Predictably enough for the IT business, any kind of new buzzword has been exploited by commercial interests to release or re-brand tools and technologies – some of which might add something significant, others maybe less so. Big Data also has its own range of high volume products which are ‘must have’ items that self-appointed experts tell us you require if you want to do it properly.
I was therefore encouraged to read an article that summarises some presentations delivered by speakers at the MySQL conference held in San Francisco earlier this month. Those quoted represent some very large household name web properties such as Facebook, Twitter and PayPal who were all using a more conventional technology, MySQL, as a cornerstone of their application architecture. The article also referenced this warning from PayPal senior technology architect, Daniel Austin:
“Daniel Austin urged his peers this week not to become “victims of technological fashion” such as NoSQL databases, during an entertaining presentation entitled “Big Data is a Big Scam” at MySQL Connect in San Francisco. “Only use big data solutions when you have a big data problem,” he told attendees. “Too many CIOs feel the need to find a solution to a problem they don’t have.” Defining a big data problem only by the volume of data organisations were faced with capturing and processing was no different to other data issues faced throughout the history of computing, Austin argued.” [Read More]
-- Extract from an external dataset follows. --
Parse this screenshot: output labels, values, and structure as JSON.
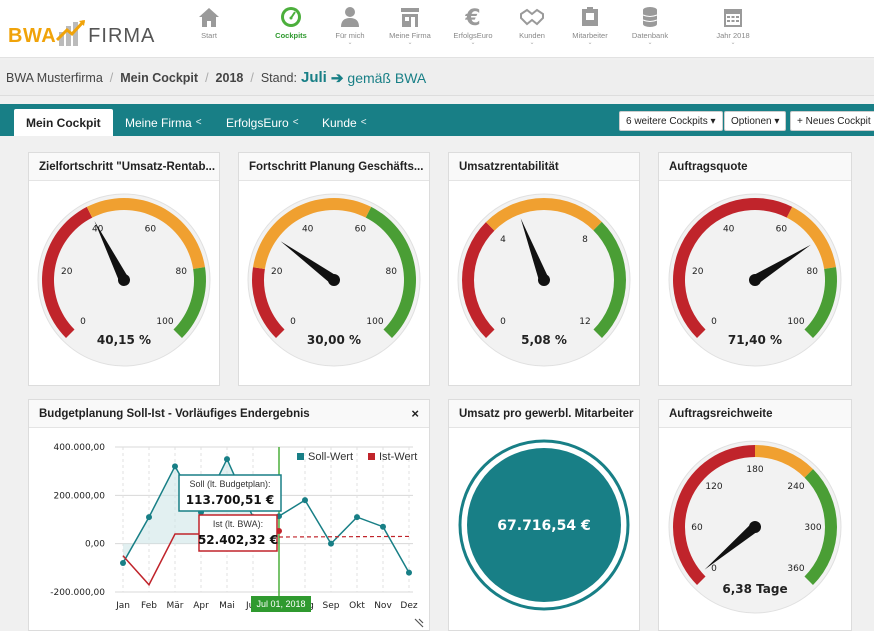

Big Data wouldn’t be the first solution looking for a problem in the technology sector – and definitely will not be the last. As with so many new innovations in IT, Big Data might start to become more useful after the gloss comes off and the vendors or consultants who remain are forced to apply their expertise and knowledge to real world problems.
Big Data seems quite similar to the DAM sector about 10-15 years ago when there was an initial rush of excitement about being able to distribute digital images via the web which then died away for a number of years until DAM solutions started to deliver a bit more on their earlier promises and provide users with more useful (and user-friendly) features.